Youth of Australia said...


Persona Herein said...

I'm pretty sure that there's a rule that someone has to bring up "Final Frontier" in any and all discussions of terrible Trek movies.

Anyway, the things wrong with "Star Trek Into Darkness" largely stem from it wanting to do the whole homage bit. There's a perfectly solid action movie that riffs on old Star Trek there without actually having to call the supervillain "Khan".
(Did anyone else think that the movie was riffing on James Bond as well? I kept thinking "Daniel Craig in space would be like this", but that way "Moonraker" lies.)

Youth of Australia said...

I thought it was Die Hard with Cumberbatch as Alan Rickman...

Miles Reid-Lobatto said...

Star Trek V? I actually don't think it's THAT terribly bad. Sure, it is not a great film, but was hampered from the outset by studio demands for more humour (in keeping with how well the comedic Star Trek IV did in cinemas), a vastly slashed budget and a SFX company who did not deliver the goods that were promised, forcing them to scrap the entire conclusion where Kirk fights rock monsters (and Kirk and Spock having to descend into a metaphorical Hell in order to save McCoy)

It has some interesting ideas and good moments, but was hampered by so many setbacks, it's ridiculous.

By regard, Into Darkness tries to be Wrath of Khan (much like the worst Star Trek movie- Nemesis) but doesn't have any of what 'Khan' had. It can't, it shouldn't have been. If Benedict Yummybatch hadn't been Khan and had simply been a disgruntled Federation black ops member gone rogue, the film would be a quantum leap better.

Persona Herein said...

So the BBC's finally given in and admitted we're getting episodes back.

I find myself oddly neutral about the whole business, at least until we know which ones and how many. There's a lot of difference between two and ninety.

Youth of Australia said...

Eighty-eight differences, by my count.

Persona Herein said...

Lance Parkin's either broken the embargo or is mouthing off about something he knows nothing about.

Which doesn't speak well of him in either case.
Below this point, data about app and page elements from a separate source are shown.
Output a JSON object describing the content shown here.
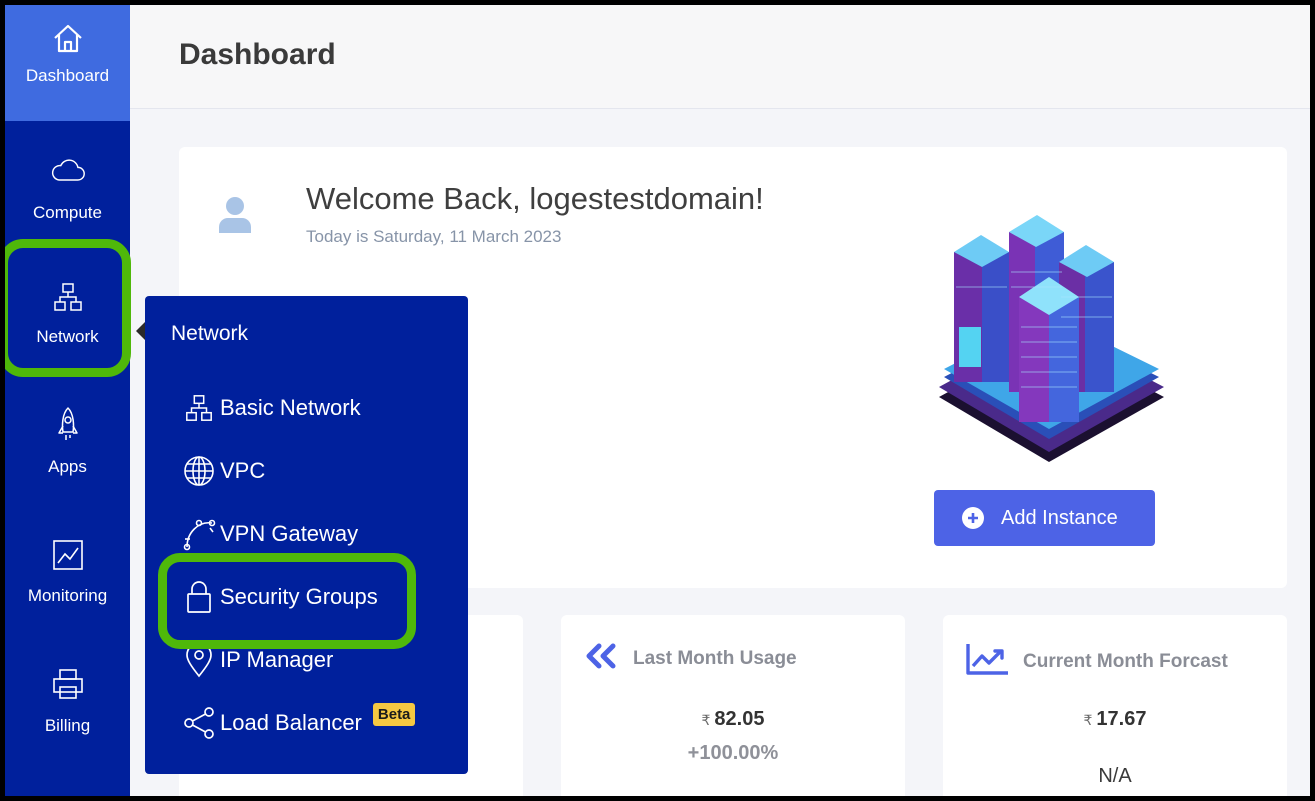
{
  "sidebar": {
    "items": [
      {
        "label": "Dashboard",
        "icon": "home-icon"
      },
      {
        "label": "Compute",
        "icon": "cloud-icon"
      },
      {
        "label": "Network",
        "icon": "network-icon"
      },
      {
        "label": "Apps",
        "icon": "rocket-icon"
      },
      {
        "label": "Monitoring",
        "icon": "chart-icon"
      },
      {
        "label": "Billing",
        "icon": "printer-icon"
      }
    ]
  },
  "header": {
    "title": "Dashboard"
  },
  "welcome": {
    "title": "Welcome Back, logestestdomain!",
    "date": "Today is Saturday, 11 March 2023",
    "add_button": "Add Instance"
  },
  "stats": {
    "last_month": {
      "title": "Last Month Usage",
      "currency": "₹",
      "amount": "82.05",
      "change": "+100.00%"
    },
    "forecast": {
      "title": "Current Month Forcast",
      "currency": "₹",
      "amount": "17.67",
      "change": "N/A"
    }
  },
  "flyout": {
    "title": "Network",
    "items": [
      {
        "label": "Basic Network",
        "icon": "network-icon"
      },
      {
        "label": "VPC",
        "icon": "globe-icon"
      },
      {
        "label": "VPN Gateway",
        "icon": "vpn-icon"
      },
      {
        "label": "Security Groups",
        "icon": "lock-icon"
      },
      {
        "label": "IP Manager",
        "icon": "location-pin-icon"
      },
      {
        "label": "Load Balancer",
        "icon": "share-icon",
        "badge": "Beta"
      }
    ]
  },
  "colors": {
    "sidebar": "#00209c",
    "active": "#3f6be0",
    "button": "#4d63e6",
    "highlight": "#4fb80a",
    "badge": "#f5c842"
  }
}
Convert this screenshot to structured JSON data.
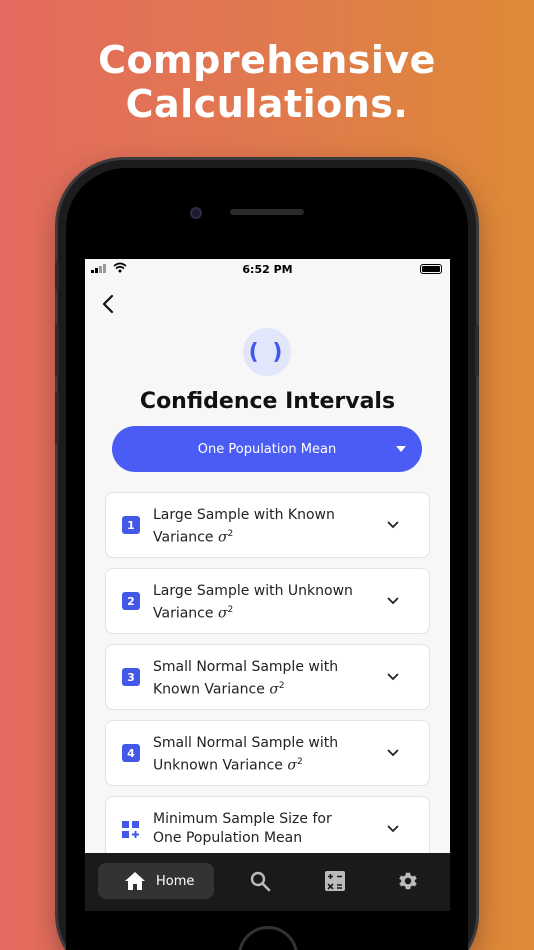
{
  "headline": {
    "line1": "Comprehensive",
    "line2": "Calculations."
  },
  "status_bar": {
    "time": "6:52 PM"
  },
  "screen": {
    "topic_icon_symbol": "( )",
    "title": "Confidence Intervals",
    "dropdown_selected": "One Population Mean"
  },
  "cards": [
    {
      "badge": "1",
      "line1": "Large Sample with Known",
      "line2_prefix": "Variance",
      "symbol": "σ",
      "exponent": "2"
    },
    {
      "badge": "2",
      "line1": "Large Sample with Unknown",
      "line2_prefix": "Variance",
      "symbol": "σ",
      "exponent": "2"
    },
    {
      "badge": "3",
      "line1": "Small Normal Sample with",
      "line2_prefix": "Known Variance",
      "symbol": "σ",
      "exponent": "2"
    },
    {
      "badge": "4",
      "line1": "Small Normal Sample with",
      "line2_prefix": "Unknown Variance",
      "symbol": "σ",
      "exponent": "2"
    },
    {
      "badge_icon": "grid-plus-icon",
      "line1": "Minimum Sample Size for",
      "line2_prefix": "One Population Mean"
    }
  ],
  "tabbar": {
    "home_label": "Home",
    "icons": [
      "home-icon",
      "search-icon",
      "calculator-icon",
      "gear-icon"
    ]
  },
  "colors": {
    "accent": "#4a5cf4",
    "badge": "#4357e9",
    "gradient_start": "#e46b60",
    "gradient_end": "#de8a36"
  }
}
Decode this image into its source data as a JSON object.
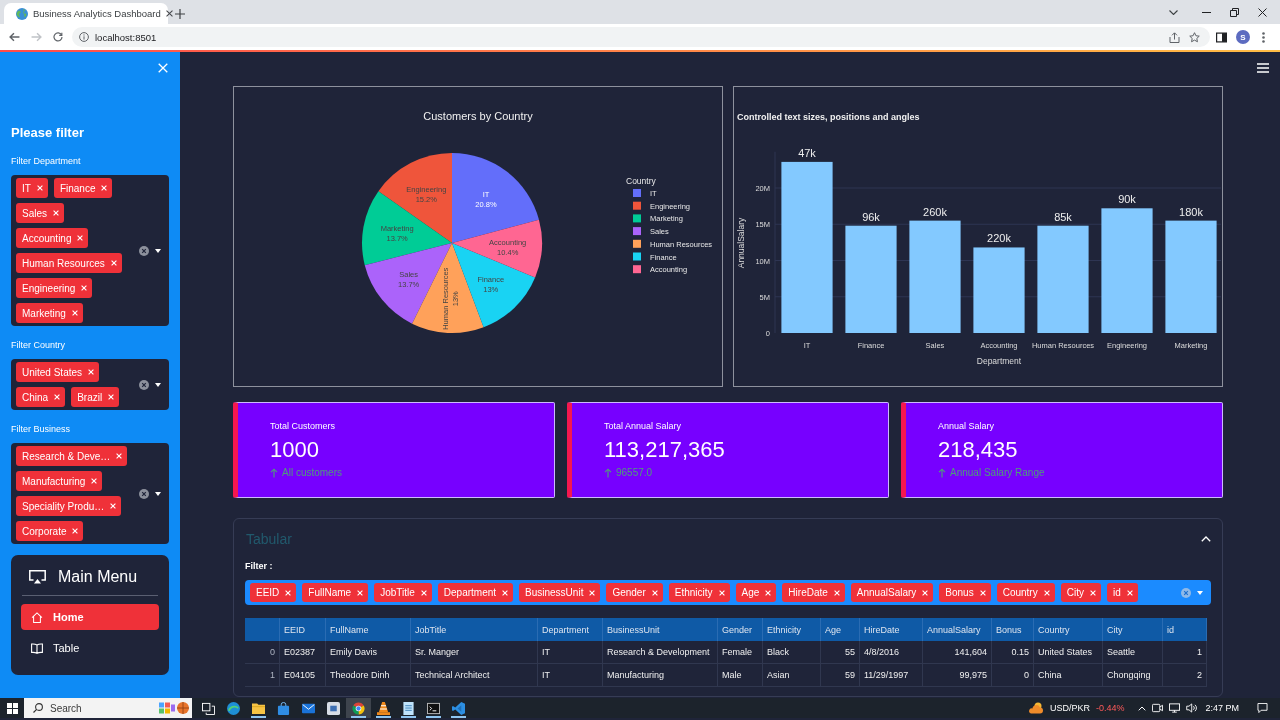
{
  "browser": {
    "tab": {
      "title": "Business Analytics Dashboard",
      "selected": true
    },
    "back_disabled": false,
    "forward_disabled": true,
    "address": "localhost:8501",
    "profile": "S"
  },
  "sidebar": {
    "heading": "Please filter",
    "filters": [
      {
        "label": "Filter Department",
        "tags": [
          "IT",
          "Finance",
          "Sales",
          "Accounting",
          "Human Resources",
          "Engineering",
          "Marketing"
        ]
      },
      {
        "label": "Filter Country",
        "tags": [
          "United States",
          "China",
          "Brazil"
        ]
      },
      {
        "label": "Filter Business",
        "tags": [
          "Research & Deve…",
          "Manufacturing",
          "Speciality Produ…",
          "Corporate"
        ]
      }
    ],
    "menu": {
      "title": "Main Menu",
      "items": [
        {
          "label": "Home",
          "selected": true
        },
        {
          "label": "Table",
          "selected": false
        }
      ]
    }
  },
  "chart_panels": [
    {
      "legend_title": "Country",
      "legend": [
        {
          "label": "IT",
          "color": "#636efa"
        },
        {
          "label": "Engineering",
          "color": "#ef553b"
        },
        {
          "label": "Marketing",
          "color": "#00cc96"
        },
        {
          "label": "Sales",
          "color": "#ab63fa"
        },
        {
          "label": "Human Resources",
          "color": "#ffa15a"
        },
        {
          "label": "Finance",
          "color": "#19d3f3"
        },
        {
          "label": "Accounting",
          "color": "#ff6692"
        }
      ],
      "chart_data": {
        "type": "pie",
        "title": "Customers by Country",
        "categories": [
          "IT",
          "Engineering",
          "Marketing",
          "Sales",
          "Human Resources",
          "Finance",
          "Accounting"
        ],
        "values": [
          20.8,
          15.2,
          13.7,
          13.7,
          13,
          13,
          10.4
        ],
        "value_labels": [
          "20.8%",
          "15.2%",
          "13.7%",
          "13.7%",
          "13%",
          "13%",
          "10.4%"
        ]
      }
    },
    {
      "chart_data": {
        "type": "bar",
        "title": "Controlled text sizes, positions and angles",
        "xlabel": "Department",
        "ylabel": "AnnualSalary",
        "categories": [
          "IT",
          "Finance",
          "Sales",
          "Accounting",
          "Human Resources",
          "Engineering",
          "Marketing"
        ],
        "series": [
          {
            "color": "#83c9ff",
            "values": [
              23600000,
              14800000,
              15500000,
              11800000,
              14800000,
              17200000,
              15500000
            ]
          }
        ],
        "ylim": [
          0,
          25000000
        ],
        "yticks": [
          {
            "value": 0,
            "label": "0"
          },
          {
            "value": 5000000,
            "label": "5M"
          },
          {
            "value": 10000000,
            "label": "10M"
          },
          {
            "value": 15000000,
            "label": "15M"
          },
          {
            "value": 20000000,
            "label": "20M"
          }
        ],
        "grid": true,
        "value_labels": [
          "47k",
          "96k",
          "260k",
          "220k",
          "85k",
          "90k",
          "180k"
        ]
      }
    }
  ],
  "metrics": [
    {
      "label": "Total Customers",
      "value": "1000",
      "delta": "All customers",
      "delta_positive": true
    },
    {
      "label": "Total Annual Salary",
      "value": "113,217,365",
      "delta": "96557.0",
      "delta_positive": true
    },
    {
      "label": "Annual Salary",
      "value": "218,435",
      "delta": "Annual Salary Range",
      "delta_positive": true
    }
  ],
  "tabular": {
    "title": "Tabular",
    "expanded": true,
    "filter_label": "Filter :",
    "selected_columns": [
      "EEID",
      "FullName",
      "JobTitle",
      "Department",
      "BusinessUnit",
      "Gender",
      "Ethnicity",
      "Age",
      "HireDate",
      "AnnualSalary",
      "Bonus",
      "Country",
      "City",
      "id"
    ],
    "table": {
      "columns": [
        "EEID",
        "FullName",
        "JobTitle",
        "Department",
        "BusinessUnit",
        "Gender",
        "Ethnicity",
        "Age",
        "HireDate",
        "AnnualSalary",
        "Bonus",
        "Country",
        "City",
        "id"
      ],
      "rows": [
        {
          "index": "0",
          "cells": [
            "E02387",
            "Emily Davis",
            "Sr. Manger",
            "IT",
            "Research & Development",
            "Female",
            "Black",
            "55",
            "4/8/2016",
            "141,604",
            "0.15",
            "United States",
            "Seattle",
            "1"
          ]
        },
        {
          "index": "1",
          "cells": [
            "E04105",
            "Theodore Dinh",
            "Technical Architect",
            "IT",
            "Manufacturing",
            "Male",
            "Asian",
            "59",
            "11/29/1997",
            "99,975",
            "0",
            "China",
            "Chongqing",
            "2"
          ]
        }
      ]
    }
  },
  "taskbar": {
    "search": {
      "placeholder": "Search"
    },
    "apps": [
      {
        "running": false,
        "active": false
      },
      {
        "running": false,
        "active": false
      },
      {
        "running": true,
        "active": false
      },
      {
        "running": false,
        "active": false
      },
      {
        "running": false,
        "active": false
      },
      {
        "running": false,
        "active": false
      },
      {
        "running": true,
        "active": true
      },
      {
        "running": true,
        "active": false
      },
      {
        "running": true,
        "active": false
      },
      {
        "running": true,
        "active": false
      },
      {
        "running": true,
        "active": false
      }
    ],
    "ticker": {
      "symbol": "USD/PKR",
      "change": "-0.44%"
    },
    "clock": "2:47 PM"
  }
}
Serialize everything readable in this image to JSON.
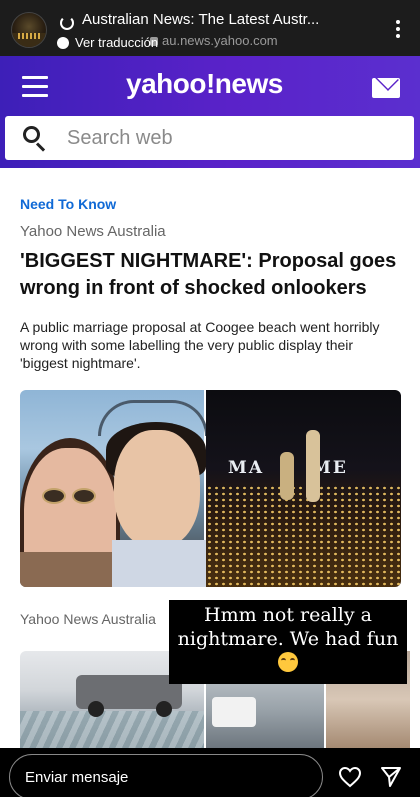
{
  "story": {
    "page_title": "Australian News: The Latest Austr...",
    "url": "au.news.yahoo.com",
    "translate_label": "Ver traducción",
    "menu_icon": "more-vertical-icon"
  },
  "header": {
    "logo": "yahoo!news",
    "menu_icon": "hamburger-menu-icon",
    "mail_icon": "mail-icon",
    "search_placeholder": "Search web"
  },
  "article": {
    "section": "Need To Know",
    "source": "Yahoo News Australia",
    "headline": "'BIGGEST NIGHTMARE': Proposal goes wrong in front of shocked onlookers",
    "summary": "A public marriage proposal at Coogee beach went horribly wrong with some labelling the very public display their 'biggest nightmare'.",
    "image_sign_left": "MA",
    "image_sign_right": "ME"
  },
  "next_article": {
    "source": "Yahoo News Australia"
  },
  "caption": {
    "line1": "Hmm not really a",
    "line2": "nightmare. We had fun",
    "emoji_icon": "laughing-emoji-icon"
  },
  "reply": {
    "placeholder": "Enviar mensaje",
    "like_icon": "heart-icon",
    "send_icon": "send-icon"
  },
  "colors": {
    "header_gradient_start": "#3d1fb8",
    "header_gradient_end": "#5b2fcf",
    "section_blue": "#0f69d6"
  }
}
Still, a nine episode haul isn't bad at all if he's right...